+++ Recorded data

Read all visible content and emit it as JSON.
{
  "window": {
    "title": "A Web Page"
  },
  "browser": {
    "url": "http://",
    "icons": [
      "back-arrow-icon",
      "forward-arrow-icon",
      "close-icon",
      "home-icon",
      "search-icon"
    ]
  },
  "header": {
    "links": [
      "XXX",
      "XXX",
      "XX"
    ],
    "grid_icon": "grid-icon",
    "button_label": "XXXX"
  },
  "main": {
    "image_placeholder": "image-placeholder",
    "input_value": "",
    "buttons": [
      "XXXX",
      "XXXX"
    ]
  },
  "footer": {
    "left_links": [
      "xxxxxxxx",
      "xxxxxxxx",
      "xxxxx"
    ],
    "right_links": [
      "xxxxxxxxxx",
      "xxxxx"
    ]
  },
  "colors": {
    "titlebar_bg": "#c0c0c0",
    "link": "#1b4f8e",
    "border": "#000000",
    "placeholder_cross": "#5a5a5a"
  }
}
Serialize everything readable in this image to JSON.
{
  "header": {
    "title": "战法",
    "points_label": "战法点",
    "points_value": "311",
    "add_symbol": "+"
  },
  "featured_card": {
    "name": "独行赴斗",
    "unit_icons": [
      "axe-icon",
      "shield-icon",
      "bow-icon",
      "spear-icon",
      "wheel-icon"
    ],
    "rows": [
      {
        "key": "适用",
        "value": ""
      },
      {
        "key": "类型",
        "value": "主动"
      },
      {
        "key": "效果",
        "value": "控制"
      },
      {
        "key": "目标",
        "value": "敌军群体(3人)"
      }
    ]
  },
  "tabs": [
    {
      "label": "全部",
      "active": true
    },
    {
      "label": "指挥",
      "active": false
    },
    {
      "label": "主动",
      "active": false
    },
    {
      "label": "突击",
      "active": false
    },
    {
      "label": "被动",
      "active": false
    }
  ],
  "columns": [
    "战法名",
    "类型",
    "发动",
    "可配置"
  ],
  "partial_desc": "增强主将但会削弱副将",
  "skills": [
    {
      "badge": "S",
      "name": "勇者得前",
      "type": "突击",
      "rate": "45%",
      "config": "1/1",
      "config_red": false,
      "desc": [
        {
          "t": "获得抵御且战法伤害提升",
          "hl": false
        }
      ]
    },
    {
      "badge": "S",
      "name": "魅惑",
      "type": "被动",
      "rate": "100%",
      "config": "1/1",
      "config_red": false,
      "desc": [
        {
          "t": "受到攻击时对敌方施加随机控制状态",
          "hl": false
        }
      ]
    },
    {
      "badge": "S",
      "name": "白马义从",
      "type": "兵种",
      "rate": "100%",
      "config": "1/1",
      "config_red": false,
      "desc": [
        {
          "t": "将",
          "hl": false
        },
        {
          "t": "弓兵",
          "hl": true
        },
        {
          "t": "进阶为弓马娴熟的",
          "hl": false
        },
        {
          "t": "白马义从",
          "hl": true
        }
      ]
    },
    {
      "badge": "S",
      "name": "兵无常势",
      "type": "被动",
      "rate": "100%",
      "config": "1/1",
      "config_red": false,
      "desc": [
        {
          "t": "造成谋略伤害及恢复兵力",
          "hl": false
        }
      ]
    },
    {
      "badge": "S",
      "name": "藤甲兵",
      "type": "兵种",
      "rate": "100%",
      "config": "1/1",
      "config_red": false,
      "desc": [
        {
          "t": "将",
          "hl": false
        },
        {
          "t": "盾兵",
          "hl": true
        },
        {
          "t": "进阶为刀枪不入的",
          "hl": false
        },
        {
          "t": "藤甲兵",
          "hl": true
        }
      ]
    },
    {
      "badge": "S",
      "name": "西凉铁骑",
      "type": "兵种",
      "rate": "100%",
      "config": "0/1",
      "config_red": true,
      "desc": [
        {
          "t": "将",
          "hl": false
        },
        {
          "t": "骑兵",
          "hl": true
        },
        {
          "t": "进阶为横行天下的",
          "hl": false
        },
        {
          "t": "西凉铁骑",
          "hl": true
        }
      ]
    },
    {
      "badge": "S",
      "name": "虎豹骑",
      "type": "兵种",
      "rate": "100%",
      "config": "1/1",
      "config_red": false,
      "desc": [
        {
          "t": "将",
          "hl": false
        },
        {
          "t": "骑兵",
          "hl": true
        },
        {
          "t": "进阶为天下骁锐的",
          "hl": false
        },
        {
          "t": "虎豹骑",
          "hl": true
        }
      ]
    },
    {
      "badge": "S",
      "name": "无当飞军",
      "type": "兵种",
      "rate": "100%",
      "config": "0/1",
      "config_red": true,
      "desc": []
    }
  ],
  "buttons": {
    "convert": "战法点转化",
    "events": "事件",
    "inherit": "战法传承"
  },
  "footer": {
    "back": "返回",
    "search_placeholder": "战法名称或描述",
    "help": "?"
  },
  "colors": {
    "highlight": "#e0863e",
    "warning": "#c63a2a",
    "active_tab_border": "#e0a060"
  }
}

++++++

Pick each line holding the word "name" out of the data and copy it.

** Solution for this exercise **
    "name": "独行赴斗",
      "name": "勇者得前",
      "name": "魅惑",
      "name": "白马义从",
      "name": "兵无常势",
      "name": "藤甲兵",
      "name": "西凉铁骑",
      "name": "虎豹骑",
      "name": "无当飞军",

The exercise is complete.